Several cautionary remarks are in order. First, some types of energy are not readily expressed as sums of simple components; we must adopt conventions. Second, there is no arrangement of categories that offers a uniquely natural place for each component; we must again adopt conventions. Perhaps further advances in the understanding of cosmic evolution will lead to a more logically ordered inventory. Third, it is arguably artificial to represent binding energies as very small negative density parameters. The advantage that it simplifies comparisons across the entire inventory. Fourth, it is a task for future work to make some of our estimates more accurate by using data and computations that exist but are difficult to assemble. We mention the main examples in Section 3.
The inventory, which is presented in Table 1, is arranged by categories and components within categories. The explanations of conventions and sources for each entry are presented in Section 2, in subsections with numbers keyed to the category numbers in the first column of the table. Our discussion of checks of the entries is not so simply ordered, because the checks depend on relations among considerations of entries scattered through the table. A guide to the considerable variety of checks detailed in Section 2 is presented in Section 3.

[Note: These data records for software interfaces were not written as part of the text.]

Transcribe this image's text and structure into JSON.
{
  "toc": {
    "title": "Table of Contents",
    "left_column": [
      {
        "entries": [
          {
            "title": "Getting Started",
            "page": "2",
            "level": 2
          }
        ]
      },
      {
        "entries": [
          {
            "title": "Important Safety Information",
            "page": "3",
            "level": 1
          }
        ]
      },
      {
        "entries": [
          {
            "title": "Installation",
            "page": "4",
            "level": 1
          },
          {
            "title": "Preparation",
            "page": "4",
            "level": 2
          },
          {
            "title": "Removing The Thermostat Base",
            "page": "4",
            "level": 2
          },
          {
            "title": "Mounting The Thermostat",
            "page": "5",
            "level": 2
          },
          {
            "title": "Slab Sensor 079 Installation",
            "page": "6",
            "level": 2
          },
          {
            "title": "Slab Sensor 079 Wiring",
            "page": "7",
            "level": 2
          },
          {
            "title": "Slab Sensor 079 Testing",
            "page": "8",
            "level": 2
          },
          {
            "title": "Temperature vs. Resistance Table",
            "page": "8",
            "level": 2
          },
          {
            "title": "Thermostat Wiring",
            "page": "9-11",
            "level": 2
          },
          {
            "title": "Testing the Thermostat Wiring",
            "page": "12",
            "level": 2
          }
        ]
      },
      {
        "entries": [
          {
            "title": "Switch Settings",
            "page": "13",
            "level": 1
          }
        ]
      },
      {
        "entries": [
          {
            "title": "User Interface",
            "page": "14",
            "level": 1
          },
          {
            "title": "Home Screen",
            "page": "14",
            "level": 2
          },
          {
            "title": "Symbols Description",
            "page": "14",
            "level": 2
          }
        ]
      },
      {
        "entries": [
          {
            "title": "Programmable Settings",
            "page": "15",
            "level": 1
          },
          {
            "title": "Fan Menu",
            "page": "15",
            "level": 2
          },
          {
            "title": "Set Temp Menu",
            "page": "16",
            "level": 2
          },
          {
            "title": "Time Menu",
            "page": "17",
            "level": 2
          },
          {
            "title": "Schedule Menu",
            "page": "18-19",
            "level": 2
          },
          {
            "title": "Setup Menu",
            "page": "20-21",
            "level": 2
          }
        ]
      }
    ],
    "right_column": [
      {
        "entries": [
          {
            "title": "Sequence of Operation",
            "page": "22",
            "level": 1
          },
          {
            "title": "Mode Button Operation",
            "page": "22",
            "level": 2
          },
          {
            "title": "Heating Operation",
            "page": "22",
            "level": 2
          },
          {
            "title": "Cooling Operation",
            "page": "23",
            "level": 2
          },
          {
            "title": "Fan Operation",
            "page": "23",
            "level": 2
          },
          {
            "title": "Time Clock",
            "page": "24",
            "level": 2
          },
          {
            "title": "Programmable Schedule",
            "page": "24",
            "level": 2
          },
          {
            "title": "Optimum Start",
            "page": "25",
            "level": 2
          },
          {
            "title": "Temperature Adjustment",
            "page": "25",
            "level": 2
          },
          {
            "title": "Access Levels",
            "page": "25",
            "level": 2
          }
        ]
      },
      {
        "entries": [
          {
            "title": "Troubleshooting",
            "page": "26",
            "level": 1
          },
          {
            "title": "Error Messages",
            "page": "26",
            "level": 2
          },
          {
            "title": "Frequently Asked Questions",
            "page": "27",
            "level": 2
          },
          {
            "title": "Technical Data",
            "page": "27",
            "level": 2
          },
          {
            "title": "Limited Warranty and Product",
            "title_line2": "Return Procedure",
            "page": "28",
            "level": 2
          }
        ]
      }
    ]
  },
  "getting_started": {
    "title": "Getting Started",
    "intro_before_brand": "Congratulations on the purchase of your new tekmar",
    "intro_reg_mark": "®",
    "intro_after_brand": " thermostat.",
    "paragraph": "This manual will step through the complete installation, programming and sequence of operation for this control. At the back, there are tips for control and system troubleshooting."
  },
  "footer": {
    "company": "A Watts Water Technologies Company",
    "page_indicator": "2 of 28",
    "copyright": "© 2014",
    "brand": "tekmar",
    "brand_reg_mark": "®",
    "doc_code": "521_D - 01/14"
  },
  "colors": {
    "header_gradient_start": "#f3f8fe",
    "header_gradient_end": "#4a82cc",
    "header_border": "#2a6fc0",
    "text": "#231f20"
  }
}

|1||dark sector||0.954 ± 0.003|
|1.1||energy||0.72 ± 0.03|
|1.2||dark matter||0.23 ± 0.03|
|1.3||primeval gravitational waves||10-10|
|2||primeval thermal remnants||0.0010 ± 0.0005|
|2.3||prestellar nuclear binding energy||-10-4.1|
|3||baryon rest mass||0.045 ± 0.003|
|3.1||warm intergalactic plasma||0.040 ± 0.003|
|3.1a||virialized regions of galaxies||0.024 ± 0.005|
|3.1b||intergalactic||0.016 ± 0.005|
|3.2||intracluster plasma||0.0018 ± 0.0007|
|3.3||main sequence stars||spheroids and bulges||0.0015 ± 0.0004|
|3.4||disks and irregulars||0.00055 ± 0.00014|
|3.5||white dwarfs||0.00036 ± 0.00008|
|3.6||neutron stars||0.00005 ± 0.00002|
|3.7||black holes||0.00007 ± 0.00002|
|3.8||substellar objects||0.00014 ± 0.00007|
|3.9||HI + HeI||0.00062 ± 0.00010|
|3.10||molecular gas||0.00016 ± 0.00006|
|3.13||sequestered in massive black holes||10-5.4(1 + n)|
|4||primeval gravitational binding energy||-10-6.1±0.1|
|4.1||virialized halos of galaxies||-10-7.2|
|5||binding energy from dissipative gravitational settling||-10-4.9|
|5.1||baryon-dominated parts of galaxies||-10-8.8|
|5.2||main sequence stars and substellar objects||-10-8.1|
|5.5||stellar mass black holes||-10-4.2 s|
|5.6||galactic nuclei||early type||-10-5.6 n|
|5.7||late type||-10-5.8 n|
|6.||poststellar nuclear binding energy||-10-5.2|
|6.1||main sequence stars and substellar objects||-10-5.8|
|6.2||diffuse material in galaxies||-10-6.5|
|8.2||white dwarf formation||10-7.7|
|9||cosmic rays and magnetic fields||10-8.4+0.6-0.3|
|10||kinetic energy in the intergalactic medium||10-8.0|
1 Hubble's (1936) estimate based on galaxy masses derived from the velocity dispersion in the Virgo Cluster, which takes account of what is now termed nonbaryonic dark matter, translates to density parameter m ~ 0.1, impressively close to the modern value. Back.